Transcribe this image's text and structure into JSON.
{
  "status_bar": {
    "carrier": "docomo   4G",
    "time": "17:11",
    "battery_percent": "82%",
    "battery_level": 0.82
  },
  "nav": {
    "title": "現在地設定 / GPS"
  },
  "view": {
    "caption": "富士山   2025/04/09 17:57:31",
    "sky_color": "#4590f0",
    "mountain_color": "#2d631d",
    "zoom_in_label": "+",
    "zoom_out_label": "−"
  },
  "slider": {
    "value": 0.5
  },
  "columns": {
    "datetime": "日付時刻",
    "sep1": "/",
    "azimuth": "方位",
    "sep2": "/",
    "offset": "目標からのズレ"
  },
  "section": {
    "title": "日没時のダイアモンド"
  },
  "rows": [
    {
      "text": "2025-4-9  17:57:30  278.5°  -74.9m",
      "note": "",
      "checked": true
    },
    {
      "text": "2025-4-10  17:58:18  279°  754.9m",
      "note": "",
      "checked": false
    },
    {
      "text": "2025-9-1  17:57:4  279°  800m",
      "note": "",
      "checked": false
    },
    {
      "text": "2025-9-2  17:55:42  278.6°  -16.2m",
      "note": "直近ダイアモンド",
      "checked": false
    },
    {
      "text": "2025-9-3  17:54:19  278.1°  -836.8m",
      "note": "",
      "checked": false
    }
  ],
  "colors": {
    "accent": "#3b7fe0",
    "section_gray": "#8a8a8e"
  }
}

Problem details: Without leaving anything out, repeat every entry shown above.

Answer to the problem:
Transcribe this image's text and structure into JSON.
{
  "status_bar": {
    "carrier": "docomo   4G",
    "time": "17:11",
    "battery_percent": "82%",
    "battery_level": 0.82
  },
  "nav": {
    "title": "現在地設定 / GPS"
  },
  "view": {
    "caption": "富士山   2025/04/09 17:57:31",
    "sky_color": "#4590f0",
    "mountain_color": "#2d631d",
    "zoom_in_label": "+",
    "zoom_out_label": "−"
  },
  "slider": {
    "value": 0.5
  },
  "columns": {
    "datetime": "日付時刻",
    "sep1": "/",
    "azimuth": "方位",
    "sep2": "/",
    "offset": "目標からのズレ"
  },
  "section": {
    "title": "日没時のダイアモンド"
  },
  "rows": [
    {
      "text": "2025-4-9  17:57:30  278.5°  -74.9m",
      "note": "",
      "checked": true
    },
    {
      "text": "2025-4-10  17:58:18  279°  754.9m",
      "note": "",
      "checked": false
    },
    {
      "text": "2025-9-1  17:57:4  279°  800m",
      "note": "",
      "checked": false
    },
    {
      "text": "2025-9-2  17:55:42  278.6°  -16.2m",
      "note": "直近ダイアモンド",
      "checked": false
    },
    {
      "text": "2025-9-3  17:54:19  278.1°  -836.8m",
      "note": "",
      "checked": false
    }
  ],
  "colors": {
    "accent": "#3b7fe0",
    "section_gray": "#8a8a8e"
  }
}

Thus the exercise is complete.